Artificial Intelligence Reg Changes - EU v UK

regulatory updates

You may have read in the press that the UK and EU are having a bit of a regulatory heart-to-heart over Artificial Intelligence, with differing styles that could be summed up as “made to measure vs. off-the-shelf”.

The UK: Savile Row of AI Regulation

The UK, ever one to want to stand out from the crowd, has gone for a proportionate, context-based approach to AI regulation; a little like having a Savile Row tailor craft a specific suit to fit exactly the person it is intended for. The UK AI White Paper, more of a style guide than a rule book, outlines five core principles:

  • safety
  • transparency
  • fairness
  • accountability
  • the ability to challenge AI decisions.

It’s essentially saying to the regulator, “Here’s the fabric and the basic design, now make it work for your clientele.”

This flexible approach has its perks: it can adapt to the ever-evolving AI landscape and avoid stifling innovation. But, like a bespoke suit, it requires a bit more effort to get right. The Regulator will need to understand the specific risks and opportunities of AI in its sector and tailor the principles accordingly. You could argue it’s like expecting every tailor to be an expert in both tweed and tech.

The EU: AI Act – “Ready to go” Regulation

The EU, on the other hand, has opted for a more comprehensive, one-size-fits-all approach with its AI Act. This is a regulation that is ready to be rolled out, designed to cover a wide range of AI applications with clear rules and categories. High-risk AI systems, like those used in critical infrastructure or employment decisions, face stricter requirements, while certain applications deemed too risky, like social scoring, are banned outright.

This approach offers clarity and a high level of protection, but it might not be the perfect fit for every situation. It could stifle innovation and be less adaptable to the rapidly changing AI landscape. Think about trying to squeeze everyone into the same style of suit, regardless of their individual needs or preferences.

The Road Ahead

Both approaches have their strengths and weaknesses, and it remains to be seen which will prove more effective in the long run. The UK’s bespoke approach offers flexibility and potential for innovation, while the EU’s approach provides clarity and a higher level of protection.

For businesses and developers, this means navigating a complex regulatory landscape. Those operating in or with EU customers will need to prepare for the AI Act’s implementation, while those in the UK will need to stay abreast of how regulators interpret and apply the White Paper’s principles in their specific sectors.

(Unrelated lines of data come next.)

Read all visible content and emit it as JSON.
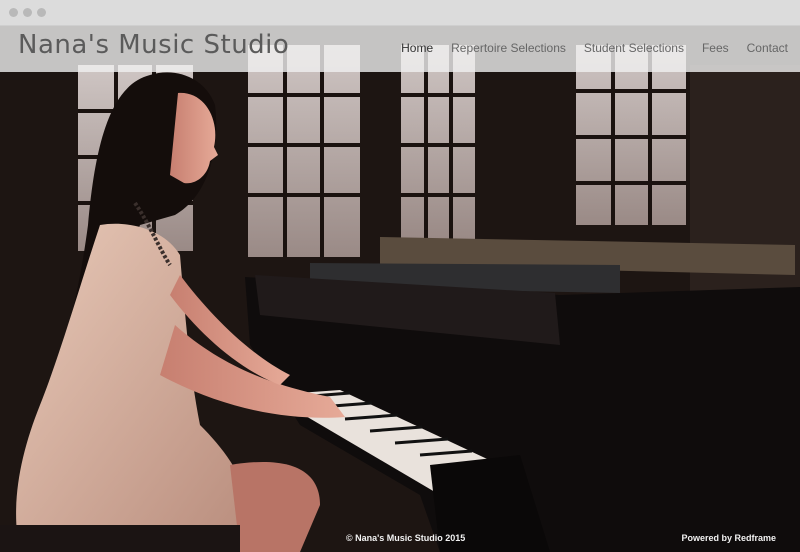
{
  "site": {
    "title": "Nana's Music Studio"
  },
  "nav": {
    "items": [
      {
        "label": "Home"
      },
      {
        "label": "Repertoire Selections"
      },
      {
        "label": "Student Selections"
      },
      {
        "label": "Fees"
      },
      {
        "label": "Contact"
      }
    ],
    "active": "Home"
  },
  "footer": {
    "copyright": "© Nana's Music Studio 2015",
    "powered_by": "Powered by Redframe"
  },
  "hero": {
    "image": "woman-playing-grand-piano-photo"
  },
  "colors": {
    "nav_bg": "#f0f0f0",
    "title_text": "#5b5b5b",
    "nav_text": "#666666",
    "footer_text": "#f2f2f2"
  }
}
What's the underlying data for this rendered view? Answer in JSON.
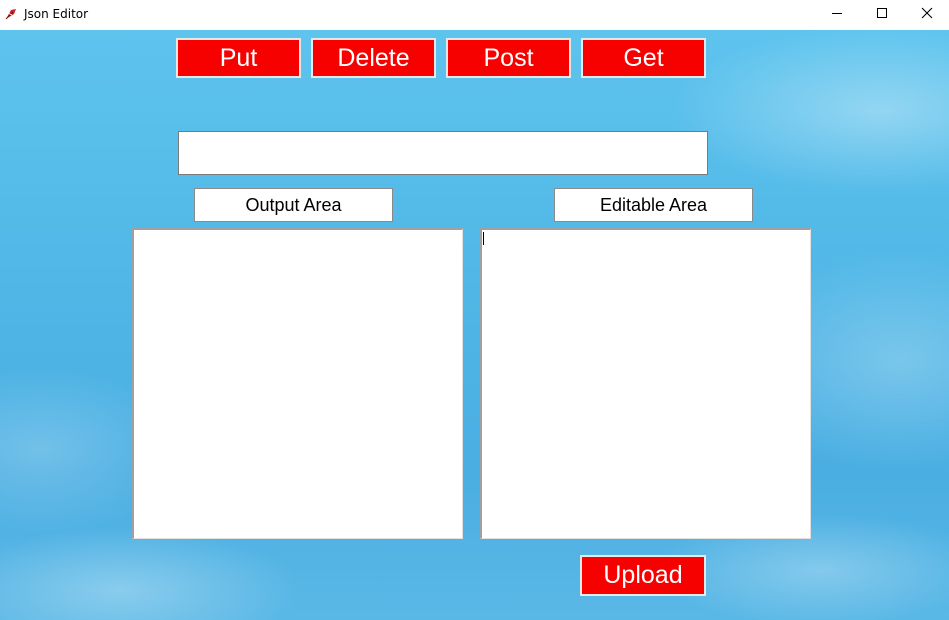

The one thing that’s certain is that AI regulation is here to stay, and it’s going to be a fascinating (and perhaps slightly frustrating) journey as we figure out how to best govern this powerful technology.